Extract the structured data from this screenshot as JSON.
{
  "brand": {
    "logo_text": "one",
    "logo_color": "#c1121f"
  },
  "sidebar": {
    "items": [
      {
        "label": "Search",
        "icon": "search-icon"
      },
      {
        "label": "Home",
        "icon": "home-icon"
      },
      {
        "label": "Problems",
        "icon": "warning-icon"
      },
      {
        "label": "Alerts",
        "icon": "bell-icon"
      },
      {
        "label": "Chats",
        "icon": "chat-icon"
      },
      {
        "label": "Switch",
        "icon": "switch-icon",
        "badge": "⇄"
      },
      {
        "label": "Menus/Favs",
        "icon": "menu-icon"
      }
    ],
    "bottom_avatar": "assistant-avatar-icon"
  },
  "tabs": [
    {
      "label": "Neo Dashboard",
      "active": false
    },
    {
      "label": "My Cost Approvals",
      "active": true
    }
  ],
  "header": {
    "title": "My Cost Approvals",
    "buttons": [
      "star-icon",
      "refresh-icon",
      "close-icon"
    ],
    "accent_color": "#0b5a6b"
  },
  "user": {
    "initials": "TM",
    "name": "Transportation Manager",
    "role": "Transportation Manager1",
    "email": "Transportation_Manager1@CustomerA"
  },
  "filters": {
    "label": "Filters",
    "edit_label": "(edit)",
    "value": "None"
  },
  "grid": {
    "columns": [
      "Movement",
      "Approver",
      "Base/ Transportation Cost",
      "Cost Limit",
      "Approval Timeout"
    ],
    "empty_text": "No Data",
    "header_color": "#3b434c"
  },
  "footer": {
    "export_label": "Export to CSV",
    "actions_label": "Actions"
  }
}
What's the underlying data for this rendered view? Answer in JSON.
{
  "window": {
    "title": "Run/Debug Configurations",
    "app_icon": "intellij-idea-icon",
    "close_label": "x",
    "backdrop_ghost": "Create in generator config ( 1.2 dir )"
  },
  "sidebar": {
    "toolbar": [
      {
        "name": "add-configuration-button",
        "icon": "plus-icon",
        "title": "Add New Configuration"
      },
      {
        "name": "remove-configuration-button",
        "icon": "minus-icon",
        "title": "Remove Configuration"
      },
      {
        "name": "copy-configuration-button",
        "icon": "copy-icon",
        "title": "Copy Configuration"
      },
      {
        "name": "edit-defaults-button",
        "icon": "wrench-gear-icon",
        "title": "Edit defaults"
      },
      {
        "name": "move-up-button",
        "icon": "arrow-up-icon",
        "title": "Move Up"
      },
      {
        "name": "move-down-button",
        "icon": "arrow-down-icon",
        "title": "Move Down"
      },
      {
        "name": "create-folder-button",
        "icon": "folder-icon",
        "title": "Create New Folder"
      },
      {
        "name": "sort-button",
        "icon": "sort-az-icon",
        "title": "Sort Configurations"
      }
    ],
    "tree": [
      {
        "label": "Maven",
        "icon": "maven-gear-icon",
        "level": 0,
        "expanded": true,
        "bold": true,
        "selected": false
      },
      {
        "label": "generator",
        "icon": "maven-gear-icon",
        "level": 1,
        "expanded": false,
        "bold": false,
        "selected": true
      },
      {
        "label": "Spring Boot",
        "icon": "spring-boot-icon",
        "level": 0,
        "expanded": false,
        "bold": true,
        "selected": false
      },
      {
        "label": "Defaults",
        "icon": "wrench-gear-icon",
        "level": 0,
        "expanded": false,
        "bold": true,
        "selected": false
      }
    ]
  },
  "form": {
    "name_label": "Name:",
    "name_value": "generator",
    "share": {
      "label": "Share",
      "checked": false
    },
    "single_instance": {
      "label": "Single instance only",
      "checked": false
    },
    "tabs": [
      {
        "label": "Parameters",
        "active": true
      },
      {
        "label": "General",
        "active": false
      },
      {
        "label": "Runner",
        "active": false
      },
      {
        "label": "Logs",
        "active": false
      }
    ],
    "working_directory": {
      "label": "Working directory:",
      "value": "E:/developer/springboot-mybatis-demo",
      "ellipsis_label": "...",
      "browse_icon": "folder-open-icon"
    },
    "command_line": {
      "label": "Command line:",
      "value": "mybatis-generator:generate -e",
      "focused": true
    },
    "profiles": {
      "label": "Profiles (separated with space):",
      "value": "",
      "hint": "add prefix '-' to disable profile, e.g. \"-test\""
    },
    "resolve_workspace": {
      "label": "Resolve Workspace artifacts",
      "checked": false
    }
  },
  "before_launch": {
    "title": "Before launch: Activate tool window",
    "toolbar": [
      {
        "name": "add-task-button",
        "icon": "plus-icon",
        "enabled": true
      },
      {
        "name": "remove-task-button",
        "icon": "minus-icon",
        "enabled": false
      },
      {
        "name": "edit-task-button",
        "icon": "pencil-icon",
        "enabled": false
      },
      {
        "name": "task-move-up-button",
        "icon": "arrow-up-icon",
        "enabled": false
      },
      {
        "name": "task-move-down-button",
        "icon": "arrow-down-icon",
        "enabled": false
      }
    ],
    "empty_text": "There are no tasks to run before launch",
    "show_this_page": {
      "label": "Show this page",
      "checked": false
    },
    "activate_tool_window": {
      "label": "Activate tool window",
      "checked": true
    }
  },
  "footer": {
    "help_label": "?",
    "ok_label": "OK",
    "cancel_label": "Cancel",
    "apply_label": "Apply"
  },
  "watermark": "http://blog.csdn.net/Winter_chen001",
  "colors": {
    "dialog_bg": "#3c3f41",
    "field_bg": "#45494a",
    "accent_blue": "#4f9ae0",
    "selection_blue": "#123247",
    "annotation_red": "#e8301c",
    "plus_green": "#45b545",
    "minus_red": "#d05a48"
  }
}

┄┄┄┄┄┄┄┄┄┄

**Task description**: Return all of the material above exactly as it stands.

**Problem solution**:
Extract the structured data from this screenshot as JSON.
{
  "brand": {
    "logo_text": "one",
    "logo_color": "#c1121f"
  },
  "sidebar": {
    "items": [
      {
        "label": "Search",
        "icon": "search-icon"
      },
      {
        "label": "Home",
        "icon": "home-icon"
      },
      {
        "label": "Problems",
        "icon": "warning-icon"
      },
      {
        "label": "Alerts",
        "icon": "bell-icon"
      },
      {
        "label": "Chats",
        "icon": "chat-icon"
      },
      {
        "label": "Switch",
        "icon": "switch-icon",
        "badge": "⇄"
      },
      {
        "label": "Menus/Favs",
        "icon": "menu-icon"
      }
    ],
    "bottom_avatar": "assistant-avatar-icon"
  },
  "tabs": [
    {
      "label": "Neo Dashboard",
      "active": false
    },
    {
      "label": "My Cost Approvals",
      "active": true
    }
  ],
  "header": {
    "title": "My Cost Approvals",
    "buttons": [
      "star-icon",
      "refresh-icon",
      "close-icon"
    ],
    "accent_color": "#0b5a6b"
  },
  "user": {
    "initials": "TM",
    "name": "Transportation Manager",
    "role": "Transportation Manager1",
    "email": "Transportation_Manager1@CustomerA"
  },
  "filters": {
    "label": "Filters",
    "edit_label": "(edit)",
    "value": "None"
  },
  "grid": {
    "columns": [
      "Movement",
      "Approver",
      "Base/ Transportation Cost",
      "Cost Limit",
      "Approval Timeout"
    ],
    "empty_text": "No Data",
    "header_color": "#3b434c"
  },
  "footer": {
    "export_label": "Export to CSV",
    "actions_label": "Actions"
  }
}
What's the underlying data for this rendered view? Answer in JSON.
{
  "window": {
    "title": "Run/Debug Configurations",
    "app_icon": "intellij-idea-icon",
    "close_label": "x",
    "backdrop_ghost": "Create in generator config ( 1.2 dir )"
  },
  "sidebar": {
    "toolbar": [
      {
        "name": "add-configuration-button",
        "icon": "plus-icon",
        "title": "Add New Configuration"
      },
      {
        "name": "remove-configuration-button",
        "icon": "minus-icon",
        "title": "Remove Configuration"
      },
      {
        "name": "copy-configuration-button",
        "icon": "copy-icon",
        "title": "Copy Configuration"
      },
      {
        "name": "edit-defaults-button",
        "icon": "wrench-gear-icon",
        "title": "Edit defaults"
      },
      {
        "name": "move-up-button",
        "icon": "arrow-up-icon",
        "title": "Move Up"
      },
      {
        "name": "move-down-button",
        "icon": "arrow-down-icon",
        "title": "Move Down"
      },
      {
        "name": "create-folder-button",
        "icon": "folder-icon",
        "title": "Create New Folder"
      },
      {
        "name": "sort-button",
        "icon": "sort-az-icon",
        "title": "Sort Configurations"
      }
    ],
    "tree": [
      {
        "label": "Maven",
        "icon": "maven-gear-icon",
        "level": 0,
        "expanded": true,
        "bold": true,
        "selected": false
      },
      {
        "label": "generator",
        "icon": "maven-gear-icon",
        "level": 1,
        "expanded": false,
        "bold": false,
        "selected": true
      },
      {
        "label": "Spring Boot",
        "icon": "spring-boot-icon",
        "level": 0,
        "expanded": false,
        "bold": true,
        "selected": false
      },
      {
        "label": "Defaults",
        "icon": "wrench-gear-icon",
        "level": 0,
        "expanded": false,
        "bold": true,
        "selected": false
      }
    ]
  },
  "form": {
    "name_label": "Name:",
    "name_value": "generator",
    "share": {
      "label": "Share",
      "checked": false
    },
    "single_instance": {
      "label": "Single instance only",
      "checked": false
    },
    "tabs": [
      {
        "label": "Parameters",
        "active": true
      },
      {
        "label": "General",
        "active": false
      },
      {
        "label": "Runner",
        "active": false
      },
      {
        "label": "Logs",
        "active": false
      }
    ],
    "working_directory": {
      "label": "Working directory:",
      "value": "E:/developer/springboot-mybatis-demo",
      "ellipsis_label": "...",
      "browse_icon": "folder-open-icon"
    },
    "command_line": {
      "label": "Command line:",
      "value": "mybatis-generator:generate -e",
      "focused": true
    },
    "profiles": {
      "label": "Profiles (separated with space):",
      "value": "",
      "hint": "add prefix '-' to disable profile, e.g. \"-test\""
    },
    "resolve_workspace": {
      "label": "Resolve Workspace artifacts",
      "checked": false
    }
  },
  "before_launch": {
    "title": "Before launch: Activate tool window",
    "toolbar": [
      {
        "name": "add-task-button",
        "icon": "plus-icon",
        "enabled": true
      },
      {
        "name": "remove-task-button",
        "icon": "minus-icon",
        "enabled": false
      },
      {
        "name": "edit-task-button",
        "icon": "pencil-icon",
        "enabled": false
      },
      {
        "name": "task-move-up-button",
        "icon": "arrow-up-icon",
        "enabled": false
      },
      {
        "name": "task-move-down-button",
        "icon": "arrow-down-icon",
        "enabled": false
      }
    ],
    "empty_text": "There are no tasks to run before launch",
    "show_this_page": {
      "label": "Show this page",
      "checked": false
    },
    "activate_tool_window": {
      "label": "Activate tool window",
      "checked": true
    }
  },
  "footer": {
    "help_label": "?",
    "ok_label": "OK",
    "cancel_label": "Cancel",
    "apply_label": "Apply"
  },
  "watermark": "http://blog.csdn.net/Winter_chen001",
  "colors": {
    "dialog_bg": "#3c3f41",
    "field_bg": "#45494a",
    "accent_blue": "#4f9ae0",
    "selection_blue": "#123247",
    "annotation_red": "#e8301c",
    "plus_green": "#45b545",
    "minus_red": "#d05a48"
  }
}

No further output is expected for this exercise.